Try it -
Within the listing below, locate all lines containing the word "screenshot". Copy each one.

Source records -
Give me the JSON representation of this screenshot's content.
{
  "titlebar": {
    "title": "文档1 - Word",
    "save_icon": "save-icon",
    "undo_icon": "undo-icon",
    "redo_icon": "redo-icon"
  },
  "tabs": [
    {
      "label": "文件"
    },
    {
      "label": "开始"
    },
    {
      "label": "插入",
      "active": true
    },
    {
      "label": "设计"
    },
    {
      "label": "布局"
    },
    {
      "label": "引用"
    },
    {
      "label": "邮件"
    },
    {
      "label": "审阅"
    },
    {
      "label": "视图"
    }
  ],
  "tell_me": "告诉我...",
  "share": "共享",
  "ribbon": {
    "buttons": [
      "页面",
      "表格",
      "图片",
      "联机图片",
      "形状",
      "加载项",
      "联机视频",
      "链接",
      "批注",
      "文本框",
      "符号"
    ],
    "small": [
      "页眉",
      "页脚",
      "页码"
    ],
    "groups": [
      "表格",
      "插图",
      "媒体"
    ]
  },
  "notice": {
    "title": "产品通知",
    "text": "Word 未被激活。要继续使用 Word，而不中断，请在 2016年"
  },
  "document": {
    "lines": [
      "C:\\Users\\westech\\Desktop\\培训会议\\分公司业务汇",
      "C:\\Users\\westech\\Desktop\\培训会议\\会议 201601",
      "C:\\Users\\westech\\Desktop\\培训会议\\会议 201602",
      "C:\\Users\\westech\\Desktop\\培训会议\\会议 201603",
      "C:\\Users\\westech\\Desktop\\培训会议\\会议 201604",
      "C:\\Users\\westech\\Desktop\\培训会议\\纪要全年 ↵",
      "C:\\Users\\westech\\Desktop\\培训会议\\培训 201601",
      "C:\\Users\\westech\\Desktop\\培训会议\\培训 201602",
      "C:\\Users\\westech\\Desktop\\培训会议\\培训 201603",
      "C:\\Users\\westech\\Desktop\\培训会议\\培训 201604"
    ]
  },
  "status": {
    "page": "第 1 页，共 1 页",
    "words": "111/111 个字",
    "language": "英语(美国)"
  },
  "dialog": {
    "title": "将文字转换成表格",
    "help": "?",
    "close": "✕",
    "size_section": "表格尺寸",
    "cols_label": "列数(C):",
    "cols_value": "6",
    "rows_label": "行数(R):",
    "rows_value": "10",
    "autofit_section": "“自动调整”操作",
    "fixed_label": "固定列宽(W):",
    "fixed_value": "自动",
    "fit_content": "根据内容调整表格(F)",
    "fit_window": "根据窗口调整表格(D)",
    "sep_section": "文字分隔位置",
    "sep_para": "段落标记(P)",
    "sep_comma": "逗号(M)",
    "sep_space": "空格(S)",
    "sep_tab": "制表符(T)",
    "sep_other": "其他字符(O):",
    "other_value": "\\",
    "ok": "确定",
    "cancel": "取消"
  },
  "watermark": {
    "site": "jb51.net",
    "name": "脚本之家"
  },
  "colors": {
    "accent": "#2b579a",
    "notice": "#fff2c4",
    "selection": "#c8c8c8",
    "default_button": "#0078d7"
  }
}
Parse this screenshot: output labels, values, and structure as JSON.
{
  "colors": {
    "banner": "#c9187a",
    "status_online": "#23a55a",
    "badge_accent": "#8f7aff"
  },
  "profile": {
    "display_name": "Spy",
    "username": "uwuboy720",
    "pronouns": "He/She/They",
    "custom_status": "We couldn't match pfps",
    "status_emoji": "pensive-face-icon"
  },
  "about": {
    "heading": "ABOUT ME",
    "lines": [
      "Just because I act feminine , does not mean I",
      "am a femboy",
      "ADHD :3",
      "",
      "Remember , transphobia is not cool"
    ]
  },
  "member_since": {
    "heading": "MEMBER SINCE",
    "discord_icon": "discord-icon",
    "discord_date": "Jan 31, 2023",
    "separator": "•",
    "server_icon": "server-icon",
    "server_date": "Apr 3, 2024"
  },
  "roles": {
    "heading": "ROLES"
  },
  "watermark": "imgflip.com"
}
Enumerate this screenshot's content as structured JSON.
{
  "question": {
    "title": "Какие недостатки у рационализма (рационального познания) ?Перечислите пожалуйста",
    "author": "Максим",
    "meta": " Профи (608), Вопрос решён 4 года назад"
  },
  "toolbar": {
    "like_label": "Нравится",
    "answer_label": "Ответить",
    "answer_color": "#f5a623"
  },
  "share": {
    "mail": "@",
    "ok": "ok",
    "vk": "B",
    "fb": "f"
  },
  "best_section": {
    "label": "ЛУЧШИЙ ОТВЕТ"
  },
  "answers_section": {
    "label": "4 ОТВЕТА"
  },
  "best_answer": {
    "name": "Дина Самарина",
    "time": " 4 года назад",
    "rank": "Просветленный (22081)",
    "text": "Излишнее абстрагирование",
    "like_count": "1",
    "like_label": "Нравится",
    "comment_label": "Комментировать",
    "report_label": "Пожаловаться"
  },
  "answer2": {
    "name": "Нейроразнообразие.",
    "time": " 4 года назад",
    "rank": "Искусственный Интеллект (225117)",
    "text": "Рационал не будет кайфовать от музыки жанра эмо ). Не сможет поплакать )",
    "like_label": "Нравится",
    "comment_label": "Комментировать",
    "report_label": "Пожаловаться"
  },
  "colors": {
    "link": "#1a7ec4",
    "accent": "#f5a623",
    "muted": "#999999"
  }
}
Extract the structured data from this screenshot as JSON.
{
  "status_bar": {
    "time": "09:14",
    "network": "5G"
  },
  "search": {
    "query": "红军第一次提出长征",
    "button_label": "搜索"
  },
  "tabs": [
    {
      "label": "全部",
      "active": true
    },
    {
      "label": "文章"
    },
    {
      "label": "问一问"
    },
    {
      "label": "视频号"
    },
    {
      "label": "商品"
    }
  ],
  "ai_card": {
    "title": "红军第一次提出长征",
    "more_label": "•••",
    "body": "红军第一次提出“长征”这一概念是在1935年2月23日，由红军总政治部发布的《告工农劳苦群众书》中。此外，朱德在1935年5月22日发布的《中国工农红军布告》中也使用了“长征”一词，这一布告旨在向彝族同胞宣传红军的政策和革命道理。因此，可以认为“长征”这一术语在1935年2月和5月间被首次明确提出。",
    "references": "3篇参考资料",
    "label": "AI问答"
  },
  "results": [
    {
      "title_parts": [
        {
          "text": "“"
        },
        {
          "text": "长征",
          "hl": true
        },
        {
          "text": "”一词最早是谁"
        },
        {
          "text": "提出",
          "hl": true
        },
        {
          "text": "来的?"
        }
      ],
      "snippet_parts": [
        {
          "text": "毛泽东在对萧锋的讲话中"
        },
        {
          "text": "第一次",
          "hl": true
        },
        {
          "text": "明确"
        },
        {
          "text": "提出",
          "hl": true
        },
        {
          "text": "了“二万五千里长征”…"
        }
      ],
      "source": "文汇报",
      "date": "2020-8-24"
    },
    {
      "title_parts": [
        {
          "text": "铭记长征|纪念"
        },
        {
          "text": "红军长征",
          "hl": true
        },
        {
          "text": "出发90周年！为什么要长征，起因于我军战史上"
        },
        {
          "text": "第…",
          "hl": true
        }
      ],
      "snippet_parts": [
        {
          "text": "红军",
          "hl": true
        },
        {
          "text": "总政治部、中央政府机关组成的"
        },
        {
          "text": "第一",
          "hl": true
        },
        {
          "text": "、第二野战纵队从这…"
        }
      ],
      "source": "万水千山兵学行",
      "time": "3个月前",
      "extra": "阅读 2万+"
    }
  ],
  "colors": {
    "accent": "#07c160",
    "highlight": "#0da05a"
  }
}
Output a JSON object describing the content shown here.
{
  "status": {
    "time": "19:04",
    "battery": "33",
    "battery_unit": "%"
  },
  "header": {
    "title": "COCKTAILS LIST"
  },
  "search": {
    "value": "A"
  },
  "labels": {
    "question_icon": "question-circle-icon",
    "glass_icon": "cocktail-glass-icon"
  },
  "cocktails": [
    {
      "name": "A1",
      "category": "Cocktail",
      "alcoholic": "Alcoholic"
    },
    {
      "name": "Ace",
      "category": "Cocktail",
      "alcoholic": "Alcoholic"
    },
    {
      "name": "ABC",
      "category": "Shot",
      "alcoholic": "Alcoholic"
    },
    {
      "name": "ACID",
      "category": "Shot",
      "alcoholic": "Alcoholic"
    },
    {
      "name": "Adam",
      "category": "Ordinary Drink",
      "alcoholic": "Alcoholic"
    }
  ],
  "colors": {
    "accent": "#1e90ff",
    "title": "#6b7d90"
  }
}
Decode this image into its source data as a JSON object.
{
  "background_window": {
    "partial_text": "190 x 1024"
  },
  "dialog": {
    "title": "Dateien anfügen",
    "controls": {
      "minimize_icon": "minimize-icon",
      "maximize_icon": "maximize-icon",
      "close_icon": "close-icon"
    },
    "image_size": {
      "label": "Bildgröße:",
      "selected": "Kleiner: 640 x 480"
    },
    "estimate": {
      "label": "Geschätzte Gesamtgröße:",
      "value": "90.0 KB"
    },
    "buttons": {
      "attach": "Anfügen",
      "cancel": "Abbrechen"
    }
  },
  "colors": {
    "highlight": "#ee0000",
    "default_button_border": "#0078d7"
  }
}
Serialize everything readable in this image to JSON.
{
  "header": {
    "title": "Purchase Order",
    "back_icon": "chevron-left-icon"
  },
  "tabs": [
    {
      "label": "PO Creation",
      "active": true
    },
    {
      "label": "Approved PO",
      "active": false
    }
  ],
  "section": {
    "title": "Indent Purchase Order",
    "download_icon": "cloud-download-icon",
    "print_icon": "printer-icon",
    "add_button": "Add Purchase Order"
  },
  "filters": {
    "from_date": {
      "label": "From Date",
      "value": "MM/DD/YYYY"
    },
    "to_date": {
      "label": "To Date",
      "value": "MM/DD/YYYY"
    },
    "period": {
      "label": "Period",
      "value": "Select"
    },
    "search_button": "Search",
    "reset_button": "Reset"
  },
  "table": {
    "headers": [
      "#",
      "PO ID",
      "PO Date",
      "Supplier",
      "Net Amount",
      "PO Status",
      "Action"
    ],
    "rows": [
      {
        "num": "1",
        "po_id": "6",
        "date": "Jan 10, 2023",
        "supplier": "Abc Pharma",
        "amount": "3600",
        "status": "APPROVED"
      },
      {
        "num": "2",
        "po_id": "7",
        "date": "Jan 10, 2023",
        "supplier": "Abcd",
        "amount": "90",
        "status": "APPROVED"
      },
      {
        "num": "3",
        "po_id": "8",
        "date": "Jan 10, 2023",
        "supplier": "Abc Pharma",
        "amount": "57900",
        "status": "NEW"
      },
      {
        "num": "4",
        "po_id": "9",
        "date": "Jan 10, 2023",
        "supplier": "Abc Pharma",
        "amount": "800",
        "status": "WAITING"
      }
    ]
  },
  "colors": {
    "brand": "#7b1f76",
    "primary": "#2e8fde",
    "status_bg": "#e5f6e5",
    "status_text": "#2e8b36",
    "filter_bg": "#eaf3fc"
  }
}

Answer to this task -
Give me the JSON representation of this screenshot's content.
Parse this screenshot: output labels, values, and structure as JSON.
Enumerate this screenshot's content as structured JSON.
Extract the structured data from this screenshot as JSON.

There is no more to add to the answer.